I remember two other things about the purchasing of that outfit. The first thing is that I did keep my mother on track with the mantra of “Sale, Sale, Sale” for most of the purchasing, but she got the hair doodad without me. (She wasn’t being controlling or boundary-overstepping; IIRC, the invitation to the prom was a little late by girl standards and we were just running low on time so she ended up going shopping on her lunch hour, which I, as a high school student, couldn’t do.) The hair doodad was nice, but it cost $40, which I considered too much money for a hair doodad for someone else’s prom. BUT. The following year, when a) I was no longer quite so aggressively anti-girly, and b) it was my prom, I picked out a hair doodad for $40 – and my mom wouldn’t get it for me! She said it was too expensive! She did come up with a much cheaper and much cooler hair concept, though.
The other thing is that my date was, like, 6’5″ or something (and presumably still is), so I insisted on getting sky-high heels. I cannot walk in sky-high heels. It’s one of the Girl Classes I flunked.
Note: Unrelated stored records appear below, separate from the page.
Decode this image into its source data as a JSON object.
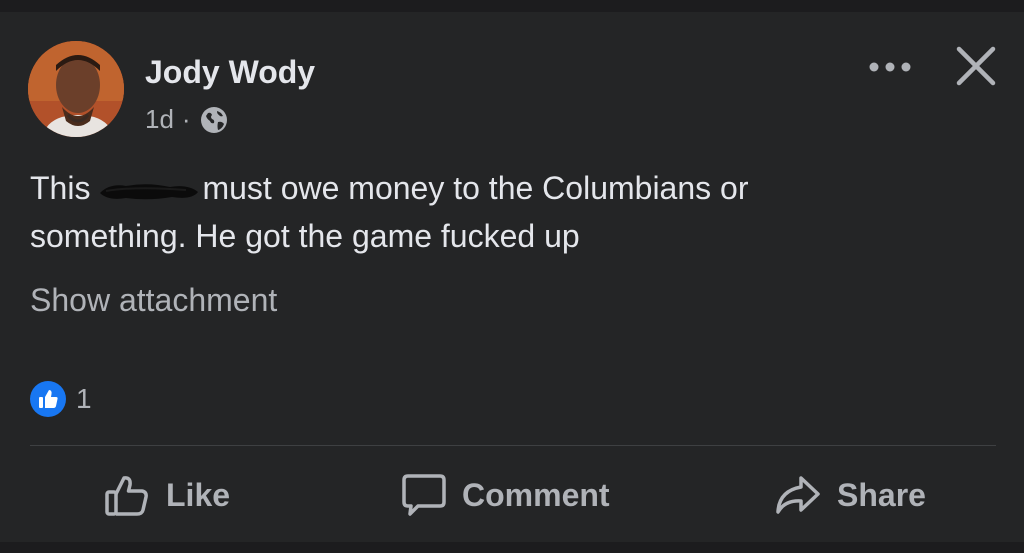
{
  "post": {
    "author": "Jody Wody",
    "timestamp": "1d",
    "separator": "·",
    "privacy_icon": "globe-icon",
    "text_before": "This",
    "text_after": "must owe money to the Columbians or something. He got the game fucked up",
    "show_attachment": "Show attachment"
  },
  "reactions": {
    "icon": "thumbs-up-icon",
    "count": "1"
  },
  "actions": {
    "like": "Like",
    "comment": "Comment",
    "share": "Share"
  },
  "colors": {
    "background": "#242526",
    "text": "#e4e6eb",
    "secondary_text": "#b0b3b8",
    "accent": "#1877f2"
  }
}
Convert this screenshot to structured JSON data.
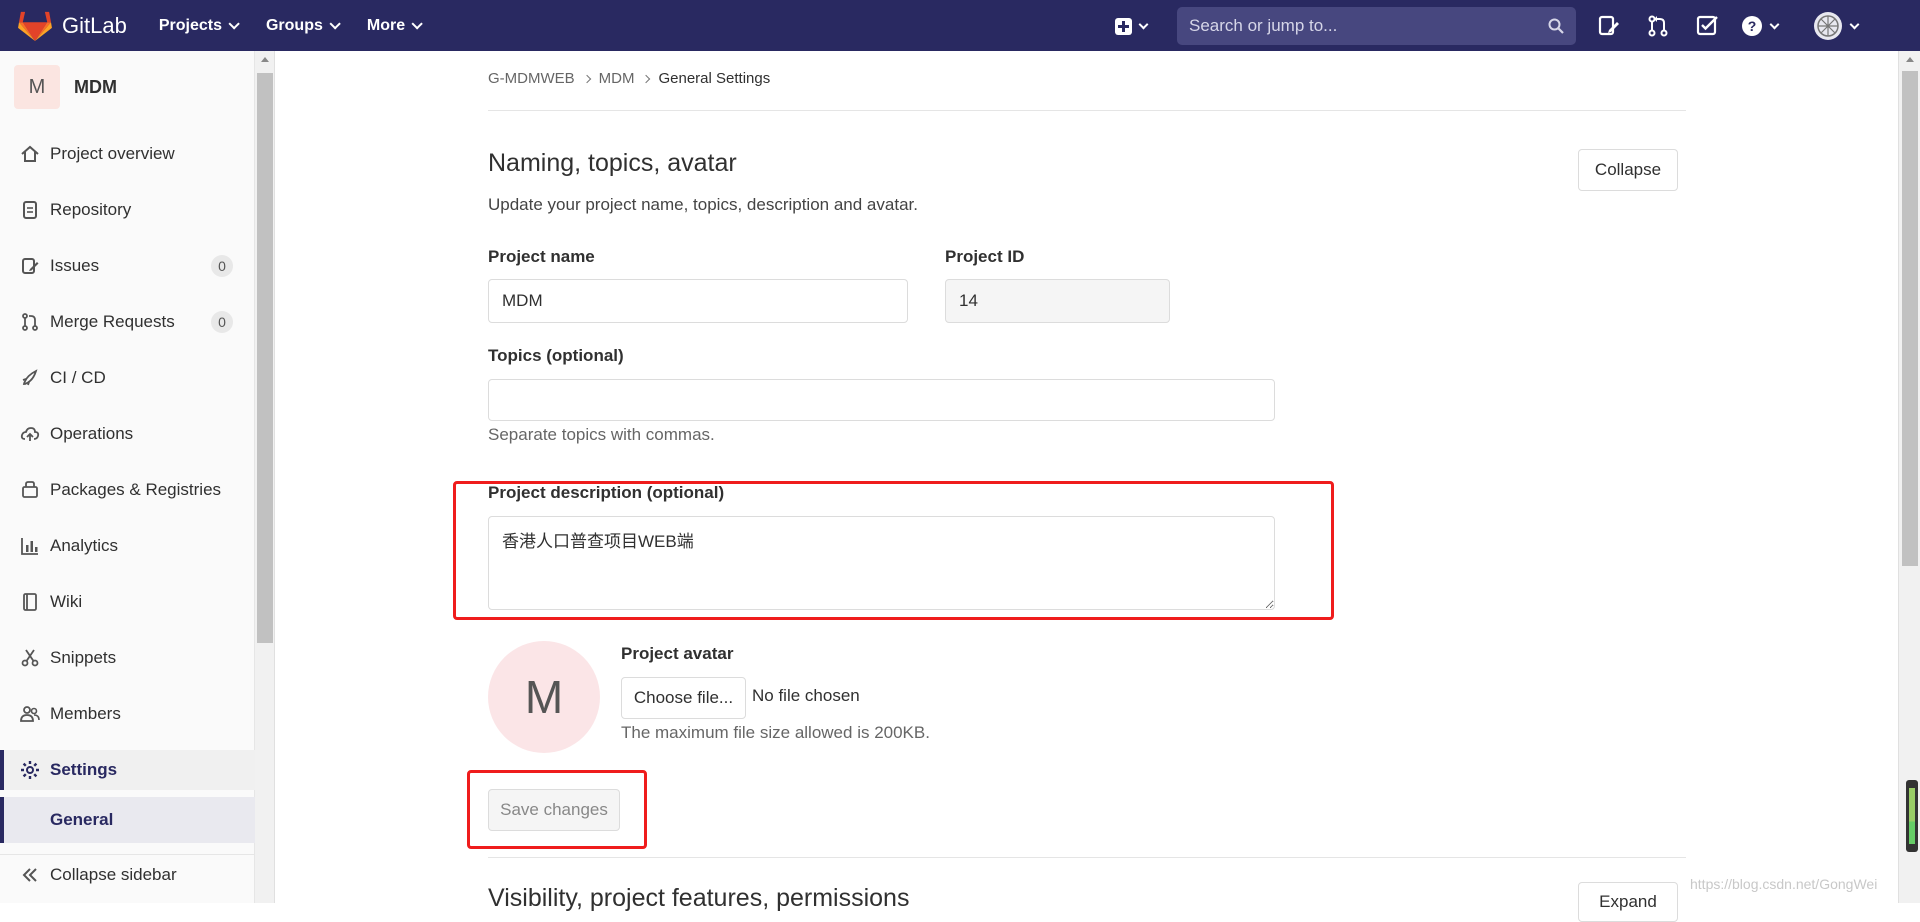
{
  "navbar": {
    "brand": "GitLab",
    "menu": [
      {
        "label": "Projects"
      },
      {
        "label": "Groups"
      },
      {
        "label": "More"
      }
    ],
    "search_placeholder": "Search or jump to..."
  },
  "sidebar": {
    "project_initial": "M",
    "project_name": "MDM",
    "items": [
      {
        "label": "Project overview",
        "icon": "home-icon"
      },
      {
        "label": "Repository",
        "icon": "doc-icon"
      },
      {
        "label": "Issues",
        "icon": "issues-icon",
        "badge": "0"
      },
      {
        "label": "Merge Requests",
        "icon": "merge-request-icon",
        "badge": "0"
      },
      {
        "label": "CI / CD",
        "icon": "rocket-icon"
      },
      {
        "label": "Operations",
        "icon": "cloud-icon"
      },
      {
        "label": "Packages & Registries",
        "icon": "package-icon"
      },
      {
        "label": "Analytics",
        "icon": "chart-icon"
      },
      {
        "label": "Wiki",
        "icon": "book-icon"
      },
      {
        "label": "Snippets",
        "icon": "scissors-icon"
      },
      {
        "label": "Members",
        "icon": "users-icon"
      },
      {
        "label": "Settings",
        "icon": "gear-icon"
      }
    ],
    "sub_item": "General",
    "collapse_label": "Collapse sidebar"
  },
  "breadcrumb": [
    "G-MDMWEB",
    "MDM",
    "General Settings"
  ],
  "section": {
    "title": "Naming, topics, avatar",
    "description": "Update your project name, topics, description and avatar.",
    "collapse_button": "Collapse",
    "project_name_label": "Project name",
    "project_name_value": "MDM",
    "project_id_label": "Project ID",
    "project_id_value": "14",
    "topics_label": "Topics (optional)",
    "topics_value": "",
    "topics_help": "Separate topics with commas.",
    "description_label": "Project description (optional)",
    "description_value": "香港人口普查项目WEB端",
    "avatar_initial": "M",
    "avatar_label": "Project avatar",
    "choose_file_button": "Choose file...",
    "no_file_text": "No file chosen",
    "avatar_help": "The maximum file size allowed is 200KB.",
    "save_button": "Save changes"
  },
  "next_section": {
    "title": "Visibility, project features, permissions",
    "button": "Expand"
  },
  "watermark": "https://blog.csdn.net/GongWei",
  "colors": {
    "navbar_bg": "#292961",
    "highlight_box": "#ef1c1c",
    "accent": "#292961"
  }
}
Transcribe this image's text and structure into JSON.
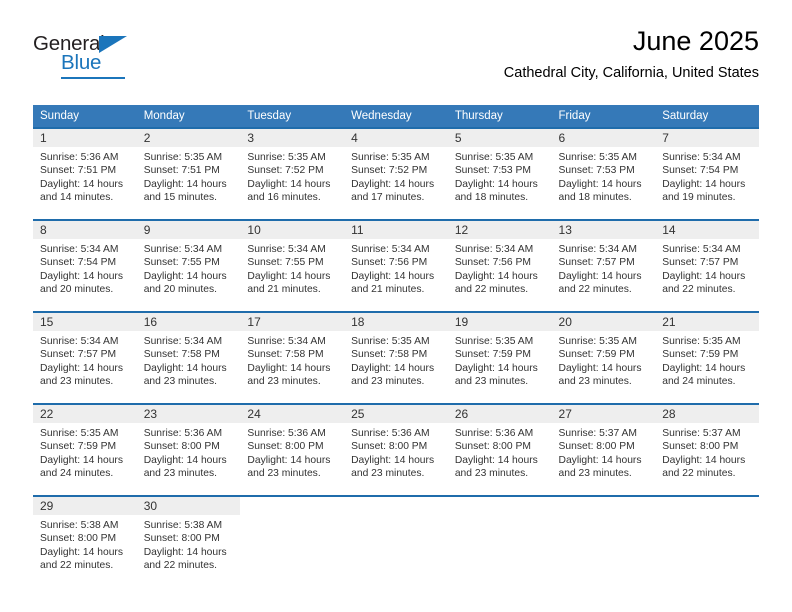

I had on these shoes for maybe five minutes of the prom. By the time I actually slow-danced with my 6’5″ date, the shoes were off. And this was not a lesson I learned; I also purchased sky-high heels for our formal my senior year of college. Which I also could not walk in.
I was, however, very happy to go to my own prom with a more normal-sized guy so I could buy the easy 1 1/2″ heels instead.
And while I’m at it, I’ve got to give props to my date for my own prom. When we got there, the junior guy in charge of filming stuff for the school television station, who I knew a little, asked me and my date to come be interviewed. He asked how I felt about this being senior prom, and I said something I do not remember now, and then my date went into this long, emotional speech about how it was the last time we were all going to be together and all the memories he had of everyone there and how he was going to miss all of them so much – all the cheesy stuff you’d expect, only he really sold it. The best part? He didn’t go to my school.